(Task to carry out)
Where does the word "JSON" occur in the material? Copy each line that has it.

---+---

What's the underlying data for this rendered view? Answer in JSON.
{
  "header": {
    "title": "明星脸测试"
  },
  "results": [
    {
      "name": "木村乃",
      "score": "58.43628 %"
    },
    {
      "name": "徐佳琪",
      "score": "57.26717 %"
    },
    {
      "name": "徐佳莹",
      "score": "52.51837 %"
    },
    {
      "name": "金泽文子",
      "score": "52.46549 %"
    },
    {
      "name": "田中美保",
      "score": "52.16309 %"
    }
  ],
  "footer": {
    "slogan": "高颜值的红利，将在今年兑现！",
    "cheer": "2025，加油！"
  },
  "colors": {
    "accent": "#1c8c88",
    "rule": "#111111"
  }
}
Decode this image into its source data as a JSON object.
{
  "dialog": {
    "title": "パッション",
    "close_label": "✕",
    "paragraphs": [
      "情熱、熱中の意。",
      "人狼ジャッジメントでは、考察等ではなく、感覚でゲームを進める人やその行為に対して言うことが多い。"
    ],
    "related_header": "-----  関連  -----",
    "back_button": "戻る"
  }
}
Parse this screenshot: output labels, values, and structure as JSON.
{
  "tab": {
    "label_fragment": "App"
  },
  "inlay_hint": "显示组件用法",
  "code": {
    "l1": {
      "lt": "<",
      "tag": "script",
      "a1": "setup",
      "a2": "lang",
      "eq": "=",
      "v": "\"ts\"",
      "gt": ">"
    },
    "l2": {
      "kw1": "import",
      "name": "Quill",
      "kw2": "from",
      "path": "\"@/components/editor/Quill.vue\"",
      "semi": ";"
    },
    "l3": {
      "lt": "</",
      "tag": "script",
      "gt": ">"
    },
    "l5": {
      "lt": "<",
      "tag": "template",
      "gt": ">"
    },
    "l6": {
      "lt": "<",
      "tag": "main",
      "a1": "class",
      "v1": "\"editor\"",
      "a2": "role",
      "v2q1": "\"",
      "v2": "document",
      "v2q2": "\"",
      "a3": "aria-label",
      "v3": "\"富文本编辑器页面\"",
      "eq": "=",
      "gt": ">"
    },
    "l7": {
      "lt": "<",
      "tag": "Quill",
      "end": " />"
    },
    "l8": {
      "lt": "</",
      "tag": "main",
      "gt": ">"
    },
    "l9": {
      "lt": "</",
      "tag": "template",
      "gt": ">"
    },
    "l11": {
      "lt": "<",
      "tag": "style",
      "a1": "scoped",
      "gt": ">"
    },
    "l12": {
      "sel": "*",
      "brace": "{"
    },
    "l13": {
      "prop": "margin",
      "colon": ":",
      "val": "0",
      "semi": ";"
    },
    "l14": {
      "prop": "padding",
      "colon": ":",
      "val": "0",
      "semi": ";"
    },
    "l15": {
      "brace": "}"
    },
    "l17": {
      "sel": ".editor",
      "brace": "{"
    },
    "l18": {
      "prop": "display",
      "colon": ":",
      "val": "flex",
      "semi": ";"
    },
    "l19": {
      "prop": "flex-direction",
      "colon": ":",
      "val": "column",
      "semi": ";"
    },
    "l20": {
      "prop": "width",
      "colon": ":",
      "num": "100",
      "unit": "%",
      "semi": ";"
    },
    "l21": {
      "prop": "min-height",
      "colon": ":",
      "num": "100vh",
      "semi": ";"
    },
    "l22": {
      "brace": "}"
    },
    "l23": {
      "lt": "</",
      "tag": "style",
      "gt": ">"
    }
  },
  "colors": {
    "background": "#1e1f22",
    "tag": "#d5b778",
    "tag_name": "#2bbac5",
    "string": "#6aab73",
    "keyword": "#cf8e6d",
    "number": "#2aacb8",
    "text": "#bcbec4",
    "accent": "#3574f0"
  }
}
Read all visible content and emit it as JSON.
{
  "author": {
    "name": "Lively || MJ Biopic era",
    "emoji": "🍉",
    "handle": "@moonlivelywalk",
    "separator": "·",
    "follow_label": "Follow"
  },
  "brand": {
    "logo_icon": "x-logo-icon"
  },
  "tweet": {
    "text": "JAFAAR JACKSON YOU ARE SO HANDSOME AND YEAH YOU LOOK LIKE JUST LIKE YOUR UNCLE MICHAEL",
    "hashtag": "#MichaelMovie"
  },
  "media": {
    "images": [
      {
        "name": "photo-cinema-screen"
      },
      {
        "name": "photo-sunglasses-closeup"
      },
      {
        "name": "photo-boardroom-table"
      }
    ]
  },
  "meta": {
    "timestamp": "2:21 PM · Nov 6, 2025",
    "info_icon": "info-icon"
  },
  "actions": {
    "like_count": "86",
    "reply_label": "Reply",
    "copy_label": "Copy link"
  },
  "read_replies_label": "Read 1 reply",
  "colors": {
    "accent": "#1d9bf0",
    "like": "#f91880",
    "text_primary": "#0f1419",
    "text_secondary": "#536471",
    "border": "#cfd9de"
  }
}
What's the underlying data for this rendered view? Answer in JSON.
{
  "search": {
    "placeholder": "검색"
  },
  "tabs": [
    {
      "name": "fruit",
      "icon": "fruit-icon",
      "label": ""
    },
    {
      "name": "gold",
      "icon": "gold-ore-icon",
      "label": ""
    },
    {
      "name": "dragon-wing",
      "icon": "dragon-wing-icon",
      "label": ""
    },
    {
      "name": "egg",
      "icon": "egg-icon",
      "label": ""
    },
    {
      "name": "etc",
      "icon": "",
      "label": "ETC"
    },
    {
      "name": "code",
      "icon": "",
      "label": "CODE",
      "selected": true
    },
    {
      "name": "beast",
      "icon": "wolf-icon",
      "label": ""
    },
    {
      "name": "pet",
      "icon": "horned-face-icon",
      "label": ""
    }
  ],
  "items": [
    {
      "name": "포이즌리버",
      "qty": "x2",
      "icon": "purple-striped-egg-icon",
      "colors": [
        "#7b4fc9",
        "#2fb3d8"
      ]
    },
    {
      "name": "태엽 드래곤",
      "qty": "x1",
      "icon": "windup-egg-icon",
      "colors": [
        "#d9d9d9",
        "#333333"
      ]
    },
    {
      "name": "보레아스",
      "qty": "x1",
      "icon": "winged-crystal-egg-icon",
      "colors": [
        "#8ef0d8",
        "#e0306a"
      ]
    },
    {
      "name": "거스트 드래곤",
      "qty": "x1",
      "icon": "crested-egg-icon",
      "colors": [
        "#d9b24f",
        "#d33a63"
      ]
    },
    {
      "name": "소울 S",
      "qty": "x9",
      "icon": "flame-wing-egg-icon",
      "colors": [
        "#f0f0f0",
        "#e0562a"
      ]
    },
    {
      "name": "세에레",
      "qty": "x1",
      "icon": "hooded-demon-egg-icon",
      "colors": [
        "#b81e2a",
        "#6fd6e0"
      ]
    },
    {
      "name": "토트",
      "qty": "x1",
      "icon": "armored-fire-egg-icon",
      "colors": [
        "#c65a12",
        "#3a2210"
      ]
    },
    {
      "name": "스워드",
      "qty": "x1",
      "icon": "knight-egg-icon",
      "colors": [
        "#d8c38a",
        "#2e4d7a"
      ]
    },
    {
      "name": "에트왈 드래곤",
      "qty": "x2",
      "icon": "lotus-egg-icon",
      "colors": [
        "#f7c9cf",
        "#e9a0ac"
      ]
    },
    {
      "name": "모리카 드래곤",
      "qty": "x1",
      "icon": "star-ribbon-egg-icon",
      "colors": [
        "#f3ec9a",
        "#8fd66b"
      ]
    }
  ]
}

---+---

(Task result)
What's the underlying data for this rendered view? Answer in JSON.
Decode this image into its source data as a JSON object.
Parse this screenshot: output labels, values, and structure as JSON.
Read all visible content and emit it as JSON.
What's the underlying data for this rendered view? Answer in JSON.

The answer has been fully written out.